[[ Entries shown, beginning ]]
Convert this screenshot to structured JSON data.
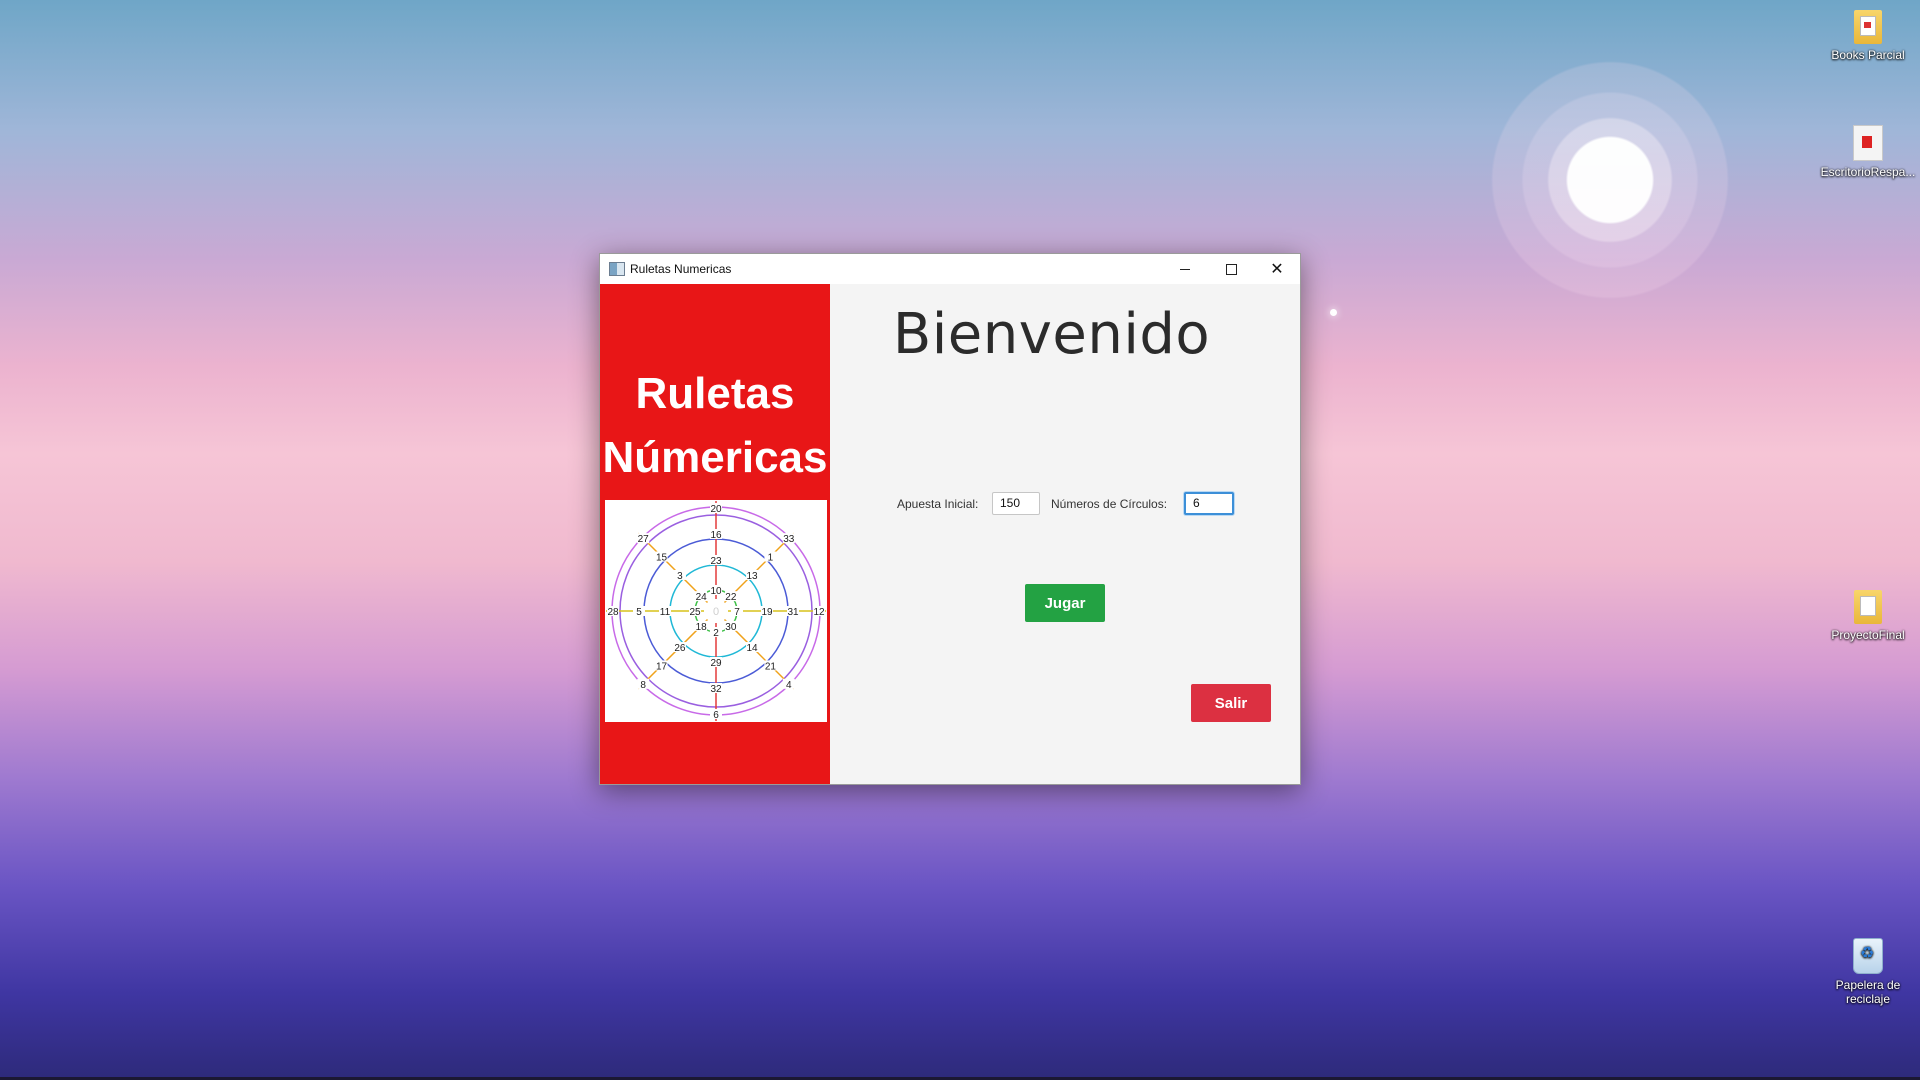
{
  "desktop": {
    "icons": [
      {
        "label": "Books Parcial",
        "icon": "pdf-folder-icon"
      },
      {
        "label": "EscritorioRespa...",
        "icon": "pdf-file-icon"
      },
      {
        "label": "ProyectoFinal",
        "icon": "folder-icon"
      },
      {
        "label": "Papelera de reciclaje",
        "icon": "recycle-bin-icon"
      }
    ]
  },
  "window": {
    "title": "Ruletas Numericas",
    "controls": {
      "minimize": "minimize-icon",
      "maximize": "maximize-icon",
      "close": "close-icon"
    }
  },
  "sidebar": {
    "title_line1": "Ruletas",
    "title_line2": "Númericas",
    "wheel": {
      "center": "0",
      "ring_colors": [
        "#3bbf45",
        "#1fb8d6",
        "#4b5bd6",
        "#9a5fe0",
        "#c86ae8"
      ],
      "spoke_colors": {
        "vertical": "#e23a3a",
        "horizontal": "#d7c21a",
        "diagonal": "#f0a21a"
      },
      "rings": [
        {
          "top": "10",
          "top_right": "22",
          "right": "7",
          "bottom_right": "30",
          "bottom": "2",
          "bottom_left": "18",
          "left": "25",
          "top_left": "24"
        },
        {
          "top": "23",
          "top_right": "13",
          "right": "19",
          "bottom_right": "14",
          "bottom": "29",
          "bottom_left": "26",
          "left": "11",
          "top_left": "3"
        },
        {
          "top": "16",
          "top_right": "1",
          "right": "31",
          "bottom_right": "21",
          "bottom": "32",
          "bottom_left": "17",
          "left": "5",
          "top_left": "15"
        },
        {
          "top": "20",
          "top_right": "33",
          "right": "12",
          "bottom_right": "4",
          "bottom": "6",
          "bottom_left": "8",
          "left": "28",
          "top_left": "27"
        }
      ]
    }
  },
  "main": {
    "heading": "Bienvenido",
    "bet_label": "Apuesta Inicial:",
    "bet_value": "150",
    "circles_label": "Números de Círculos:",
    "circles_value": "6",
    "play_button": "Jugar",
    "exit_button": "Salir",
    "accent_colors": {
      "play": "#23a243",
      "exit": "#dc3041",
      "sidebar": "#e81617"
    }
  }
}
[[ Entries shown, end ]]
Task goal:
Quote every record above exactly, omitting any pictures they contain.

Completed exercise:
Convert this screenshot to structured JSON data.
{
  "desktop": {
    "icons": [
      {
        "label": "Books Parcial",
        "icon": "pdf-folder-icon"
      },
      {
        "label": "EscritorioRespa...",
        "icon": "pdf-file-icon"
      },
      {
        "label": "ProyectoFinal",
        "icon": "folder-icon"
      },
      {
        "label": "Papelera de reciclaje",
        "icon": "recycle-bin-icon"
      }
    ]
  },
  "window": {
    "title": "Ruletas Numericas",
    "controls": {
      "minimize": "minimize-icon",
      "maximize": "maximize-icon",
      "close": "close-icon"
    }
  },
  "sidebar": {
    "title_line1": "Ruletas",
    "title_line2": "Númericas",
    "wheel": {
      "center": "0",
      "ring_colors": [
        "#3bbf45",
        "#1fb8d6",
        "#4b5bd6",
        "#9a5fe0",
        "#c86ae8"
      ],
      "spoke_colors": {
        "vertical": "#e23a3a",
        "horizontal": "#d7c21a",
        "diagonal": "#f0a21a"
      },
      "rings": [
        {
          "top": "10",
          "top_right": "22",
          "right": "7",
          "bottom_right": "30",
          "bottom": "2",
          "bottom_left": "18",
          "left": "25",
          "top_left": "24"
        },
        {
          "top": "23",
          "top_right": "13",
          "right": "19",
          "bottom_right": "14",
          "bottom": "29",
          "bottom_left": "26",
          "left": "11",
          "top_left": "3"
        },
        {
          "top": "16",
          "top_right": "1",
          "right": "31",
          "bottom_right": "21",
          "bottom": "32",
          "bottom_left": "17",
          "left": "5",
          "top_left": "15"
        },
        {
          "top": "20",
          "top_right": "33",
          "right": "12",
          "bottom_right": "4",
          "bottom": "6",
          "bottom_left": "8",
          "left": "28",
          "top_left": "27"
        }
      ]
    }
  },
  "main": {
    "heading": "Bienvenido",
    "bet_label": "Apuesta Inicial:",
    "bet_value": "150",
    "circles_label": "Números de Círculos:",
    "circles_value": "6",
    "play_button": "Jugar",
    "exit_button": "Salir",
    "accent_colors": {
      "play": "#23a243",
      "exit": "#dc3041",
      "sidebar": "#e81617"
    }
  }
}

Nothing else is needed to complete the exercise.